CSAT 5022. Inter-professional Human Gross Anatomy. 5.5 Credit Hours.
This courses will teach structural and functional anatomy of the normal human body. Lectures will serve as introductory information for the laboratory dissections to follow and to clarify the interactions of the various anatomical components to accomplish the function of the body. The course will cover the central and peripheral nervous systems, vertebral column and back, the upper and lower limbs, head and neck, body wall, thorax, abdomen, pelvis, and perineum. Special emphasis will be placed on the laboratory experience in which the learner will perform a detailed dissection of the entire human body in order to achieve an understanding of the three-dimensional relationships and thus the interactive function of the body. The dissections will allow the student to understand the anatomical basis for disease and dysfunction in organ systems and their applications to clinical practice. They will be supplemented by the study of prosected specimens where possible, models skeletons, and other demonstration materials.
CSAT 5095. Experimental Design And Data Analysis. 3 Credit Hours.
The purpose of the course is to provide an introduction to experimental design and statistical analysis. The emphasis of the course will be on the selection and application of proper tests of statistical significance. Practical experience will be provided in the use of both parametric and nonparametric methods of statistical evaluation. Among the topics to be covered are: data reduction, types of distributions, hypothesis testing, scales of measurement, chi square analysis, the special case of the comparison of two groups; analysis of variance; a posteriori multiple comparisons tests, tests of the assumptions of parametric analyses, advanced forms of the analysis of variance, linear regression, and correlation analysis. This course involves the use of statistical software; therefore, access to a laptop or a computer with web access for classes and examinations is required.

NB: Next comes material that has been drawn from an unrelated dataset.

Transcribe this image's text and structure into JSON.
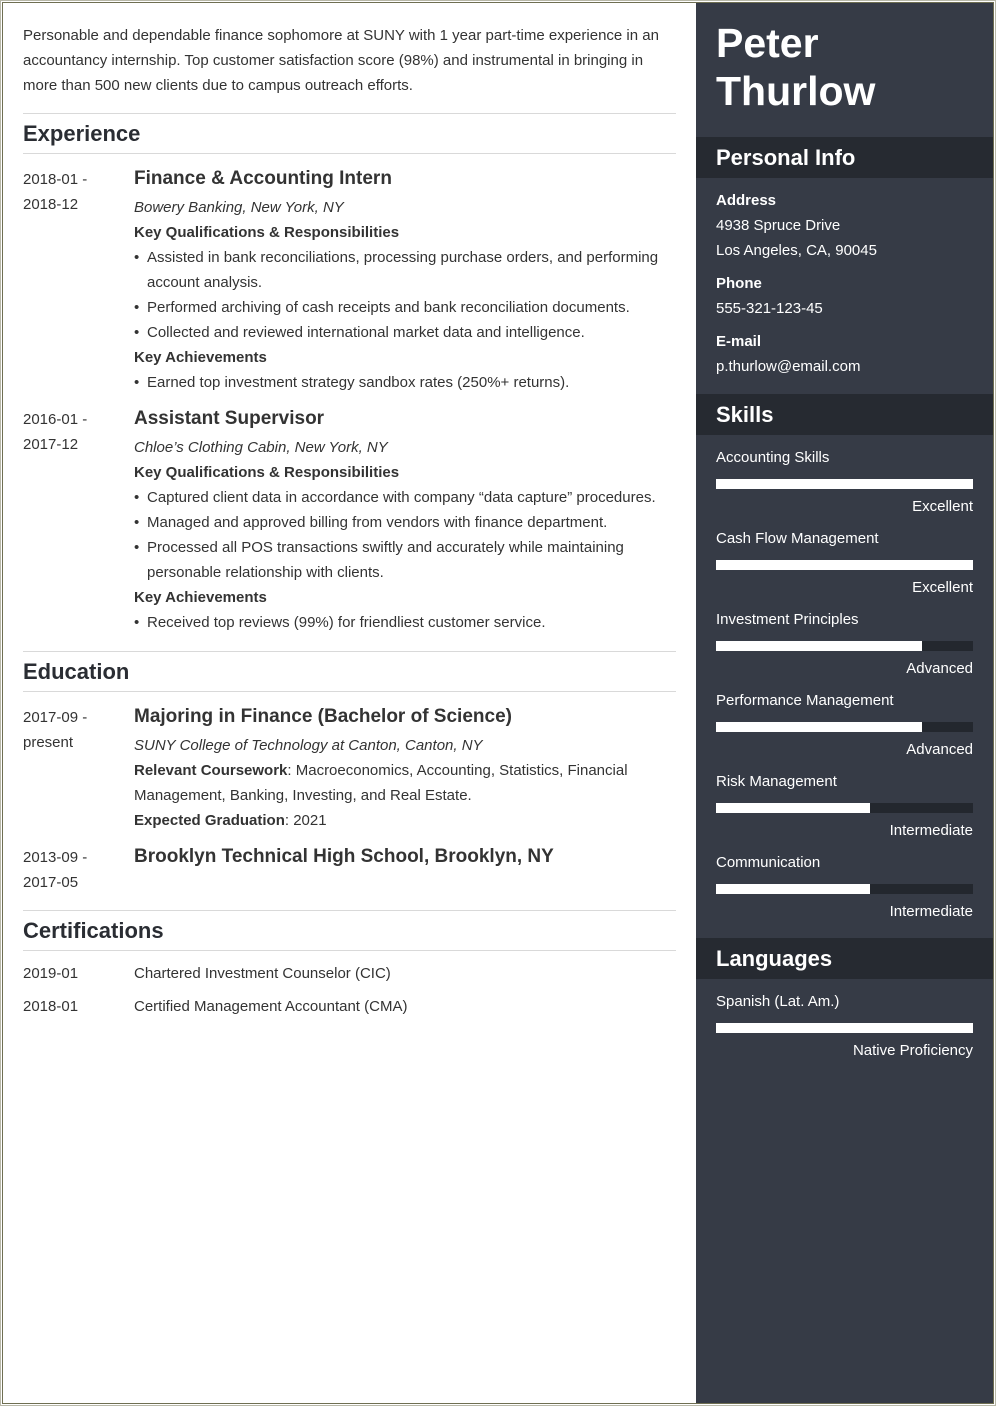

RADI 5015. Physics Of Diagnostic Imaging 1. 3 Credit Hours.
This course introduces the student to the basic principles and radiological practice using noninvasive imaging systems. Topics include production of x-rays, interaction of radiation with matter, and the physics of imaging using computed tomography, ultrasound, and magnetic resonance. Prerequisites: consent of instructor.
TSCI 5070. Responsible Conduct of Research. 2 Credit Hours.
This interdisciplinary course is designed to train participants in the responsible conduct of patient-oriented clinical research. Students will have the opportunity to learn to and, by the end of the course, be required to: (1) delineate a history of hallmark abuses of humans enrolled in clinical research; (2) describe the evolution of national and international codes and regulations guiding inclusion of human subjects in clinical investigations; (3) list the elements of informed consent and describe procedures and precautions for enrolling special populations into clinical investigation; (4) write a consent form in understandable language; (5) recognize different forms of scientific misconduct; (6) describe the role and processes of a peer review board to judge violations in research ethics; (7) develop strategies for self-assessment and validation of scientific objectivity in one's own research; and (8) recognize the ethical responsibilities and consequences of whistle blowing.